Being arrested for a misdemeanor may not mean a lengthy prison sentence, but it can seriously affect job prospects and certain civil privileges. For example, a school bus driver that gets his or her first DUI may be illegible for future licensing. It is important to seek proper legal counsel for misdemeanors, no matter how petty. Here are five common examples of misdemeanor offenses.
1. Petty Theft
Theft is an umbrella term that encompasses grand theft, petty theft, larceny, stealing, embezzlement and any other instance of taking someone’s property against their will. In most jurisdictions, petty theft is identified by a value amount. For example, petty theft in the state of Washington, California and most other states in the US is theft of under $500. Anything above that, which any Los Angeles or Seattle criminal lawyer will tell you, is classified as grand theft which can be a felony.
2. Public Intoxication
In some states, public intoxication is a misdemeanor. Public intoxication generally involves intoxicated individuals causing a disturbance in a private or public area. Intoxication can be caused by alcohol or drugs. Public intoxication or drunk disorderly conduct is dealt with on a state level, and because of this the penalties vary greatly. California and Kansas both consider public intoxication a misdemeanor, while Nevada and Montana have no public intoxication laws.
3. Simple Assault
Simple assault is a common example of a misdemeanor. Simple assault on police officers, elected officials and social workers are felonies, an exception to most simple assault laws. Simple assault is defined as assault without the intent of injury. An example of simple assault can be attempting to cause someone physical harm or simply invading someone’s personal space.

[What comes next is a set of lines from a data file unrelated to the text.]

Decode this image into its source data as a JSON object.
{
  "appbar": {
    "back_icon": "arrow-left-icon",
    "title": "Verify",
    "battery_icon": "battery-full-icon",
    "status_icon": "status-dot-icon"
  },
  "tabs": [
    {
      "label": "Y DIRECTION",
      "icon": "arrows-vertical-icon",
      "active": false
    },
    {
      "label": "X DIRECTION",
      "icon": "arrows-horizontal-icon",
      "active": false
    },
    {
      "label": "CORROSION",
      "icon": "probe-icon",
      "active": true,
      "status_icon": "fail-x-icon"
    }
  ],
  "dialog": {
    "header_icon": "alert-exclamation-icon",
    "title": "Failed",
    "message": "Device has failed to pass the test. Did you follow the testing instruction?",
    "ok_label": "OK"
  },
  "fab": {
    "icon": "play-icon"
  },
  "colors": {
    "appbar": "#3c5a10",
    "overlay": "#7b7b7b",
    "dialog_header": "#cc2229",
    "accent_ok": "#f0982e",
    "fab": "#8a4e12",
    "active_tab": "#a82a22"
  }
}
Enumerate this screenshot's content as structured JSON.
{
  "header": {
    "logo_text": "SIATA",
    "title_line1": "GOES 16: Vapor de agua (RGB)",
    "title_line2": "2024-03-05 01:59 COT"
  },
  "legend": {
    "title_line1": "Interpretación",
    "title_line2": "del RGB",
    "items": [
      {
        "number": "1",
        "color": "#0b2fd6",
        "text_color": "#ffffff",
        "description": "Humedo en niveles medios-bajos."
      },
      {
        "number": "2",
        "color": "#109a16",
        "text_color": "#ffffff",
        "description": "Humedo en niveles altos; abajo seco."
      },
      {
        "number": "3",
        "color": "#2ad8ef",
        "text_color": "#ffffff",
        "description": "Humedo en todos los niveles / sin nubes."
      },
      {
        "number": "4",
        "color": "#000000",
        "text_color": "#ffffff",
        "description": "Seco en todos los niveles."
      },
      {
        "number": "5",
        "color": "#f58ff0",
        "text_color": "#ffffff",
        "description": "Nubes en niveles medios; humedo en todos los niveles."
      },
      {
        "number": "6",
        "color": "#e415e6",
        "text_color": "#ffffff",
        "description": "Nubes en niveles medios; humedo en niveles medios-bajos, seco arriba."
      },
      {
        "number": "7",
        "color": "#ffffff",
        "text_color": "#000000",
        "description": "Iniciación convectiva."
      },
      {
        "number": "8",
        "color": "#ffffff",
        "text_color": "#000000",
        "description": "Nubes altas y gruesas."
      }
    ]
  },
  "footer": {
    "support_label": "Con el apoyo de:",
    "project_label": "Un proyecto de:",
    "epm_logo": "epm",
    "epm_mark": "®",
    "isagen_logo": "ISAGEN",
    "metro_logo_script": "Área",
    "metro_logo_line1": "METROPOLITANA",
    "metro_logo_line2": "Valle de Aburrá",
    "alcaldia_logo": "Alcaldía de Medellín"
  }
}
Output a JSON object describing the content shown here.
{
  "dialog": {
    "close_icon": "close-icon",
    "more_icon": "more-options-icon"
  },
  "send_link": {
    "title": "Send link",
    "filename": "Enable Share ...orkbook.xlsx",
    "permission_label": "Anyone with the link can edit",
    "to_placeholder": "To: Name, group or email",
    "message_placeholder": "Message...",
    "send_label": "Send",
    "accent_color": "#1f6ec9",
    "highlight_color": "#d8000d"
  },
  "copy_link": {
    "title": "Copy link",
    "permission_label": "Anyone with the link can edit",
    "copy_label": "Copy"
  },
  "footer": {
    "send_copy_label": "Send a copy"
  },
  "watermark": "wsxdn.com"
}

Trespassing is the act of someone unlawfully entering, walking on or living on private property. It is common to see “no trespassing” signs on places such as schools and private hunting grounds. Trespassing laws vary among jurisdiction, but are commonly found as misdemeanors. There are certain exceptions to trespassing laws including law enforcement, meter readers and government surveyors.
5. Indecent Exposure
Arguably the most varied misdemeanor is indecent exposure. Since the term “indecent” can mean many different things, it is up for the specific jurisdiction to enforce this misdemeanor. In Washington State, a Seattle criminal attorney would define indecent exposure as intentionally exposing his or her person to another with the knowledge that the action can cause reasonable alarm. Exposing yourself to a minor under the age of fourteen qualifies as gross misconduct, a felony.
Source by Euan McConnell